You work for a company that has expanded to a branch office and you have a deployed a Windows Server 2008 R2 RODC (Read Only Domain Controller). You now want to add a local administrator to be able to assist in local administrative tasks. You are chocked to find that the local user and groups part of the server is missing. How to proceed?



The solution to this relies upon the command shell and i take for granted that you have some experience in using it.

On the Windows Server 2008 R2 RODC:

  1. Open up the Command Prompt by going to Start > Command Prompt.
  2. Type dsmgmt and hit enter.
  3. Now we want to add a user so we type Local Roles and hit enter. (Type ? for other options)
  4. Type add “USER TO ADD” administrators and hit enter. Replace “USER TO ADD” with your users name. (In my labb environment it would look like add ladmin administrators)
  5. Close the command prompt.

Now you have successfully added a user to the local administrators group for the RODC.

Microsoft Windows 8 Professional x64 Windows Update Error 80246003


You have a Microsoft Windows 8 Professional x64 computer and when you run Windows update your computer returns the following Error 80246003 and refuses to install updates.



The solution to this error is fairly simple and you won’t need to make changes in the system registry.

On the Windows 8 Professional x64 computer:

  1. Open up Explorer
  2. In the top-left corner select File > Open CMD > Run as Administrator.
  3. Type Net stop wuauserv and hit enter.
  4. Type cd %systemroot% and hit enter.
  5. Type Ren SoftwareDistribution SoftwareDistribution.old and hit enter.
  6. Type Net start wuauserv and hit enter.

Now go ahead and run Windows Update again on your computer and it should work properly again.

Microsoft Windows Server 2008 R2 Redirect User and Computer Default OU


You have a Microsoft Windows Server 2008 R2 DC and you want to redirect the default User and Computer OU since you usually dont prestage AD.



For this solution I’m using a Clients OU and a People OU located in the root of AD. The domain name im using as an example is the Contoso.Com domain. Depending on where your OU’s are your command vill look a tad different due to the CN.

On the Server 2008 R2 DC Machine:

  1. Click Start and in the search field type CMD
  2. Right click on CMD and choose Run as Administrator.
  3. Browse to the system32 folder by using this command: cd %systemroot%\system32
  4. Type the following to redirect the default User OU to your People OU:
    redirusr ou=People,DC=contoso,dc=com
  5. Type the following to redirect the default Computer OU to your Clients OU:
    redircmp ou=Clients,DC=contoso,dc=com
  6. After this is done go ahead and close the command prompt.

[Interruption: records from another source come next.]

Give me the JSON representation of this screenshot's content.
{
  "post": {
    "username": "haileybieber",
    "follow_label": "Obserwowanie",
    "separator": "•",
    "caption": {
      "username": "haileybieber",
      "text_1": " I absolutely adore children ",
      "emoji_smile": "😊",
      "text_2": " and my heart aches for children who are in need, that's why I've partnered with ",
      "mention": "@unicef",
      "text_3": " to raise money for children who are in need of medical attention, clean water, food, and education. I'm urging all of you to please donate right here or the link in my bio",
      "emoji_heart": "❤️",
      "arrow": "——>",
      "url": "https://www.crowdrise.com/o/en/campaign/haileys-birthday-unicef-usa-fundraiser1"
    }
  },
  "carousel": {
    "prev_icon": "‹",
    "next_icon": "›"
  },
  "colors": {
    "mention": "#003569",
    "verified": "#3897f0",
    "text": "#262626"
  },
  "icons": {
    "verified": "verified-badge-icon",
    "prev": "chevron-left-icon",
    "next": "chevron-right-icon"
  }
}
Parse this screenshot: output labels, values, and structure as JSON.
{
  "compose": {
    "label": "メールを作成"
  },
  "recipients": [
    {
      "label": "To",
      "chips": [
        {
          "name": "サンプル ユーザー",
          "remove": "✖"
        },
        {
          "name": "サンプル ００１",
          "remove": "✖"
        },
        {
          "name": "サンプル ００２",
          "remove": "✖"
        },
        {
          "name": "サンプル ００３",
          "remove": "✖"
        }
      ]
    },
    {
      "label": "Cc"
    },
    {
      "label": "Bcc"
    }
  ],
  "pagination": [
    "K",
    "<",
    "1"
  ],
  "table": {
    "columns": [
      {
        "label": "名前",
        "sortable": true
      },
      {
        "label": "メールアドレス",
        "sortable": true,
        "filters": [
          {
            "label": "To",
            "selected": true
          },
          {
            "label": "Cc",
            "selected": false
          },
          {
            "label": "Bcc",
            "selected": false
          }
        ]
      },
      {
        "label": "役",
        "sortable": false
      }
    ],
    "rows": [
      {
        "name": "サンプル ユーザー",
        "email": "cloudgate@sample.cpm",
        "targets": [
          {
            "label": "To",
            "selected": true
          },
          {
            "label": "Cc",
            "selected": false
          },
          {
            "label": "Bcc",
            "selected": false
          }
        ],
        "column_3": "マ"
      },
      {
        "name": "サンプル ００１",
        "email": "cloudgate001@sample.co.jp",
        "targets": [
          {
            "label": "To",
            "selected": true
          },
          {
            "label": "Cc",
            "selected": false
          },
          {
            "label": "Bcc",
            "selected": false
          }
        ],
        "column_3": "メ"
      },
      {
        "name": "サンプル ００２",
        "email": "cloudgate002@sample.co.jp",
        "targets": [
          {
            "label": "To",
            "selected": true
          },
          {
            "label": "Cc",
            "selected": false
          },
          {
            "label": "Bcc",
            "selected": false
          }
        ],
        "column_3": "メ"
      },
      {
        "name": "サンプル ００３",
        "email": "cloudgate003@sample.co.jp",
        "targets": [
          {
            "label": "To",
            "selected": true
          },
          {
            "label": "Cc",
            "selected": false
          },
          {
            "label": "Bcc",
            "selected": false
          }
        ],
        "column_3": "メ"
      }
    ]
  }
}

Now every user account and computer account that isn’t prestaged will wind up in the Clients and People OU. Go ahead and try joining a new pc to the domain to see for yourself.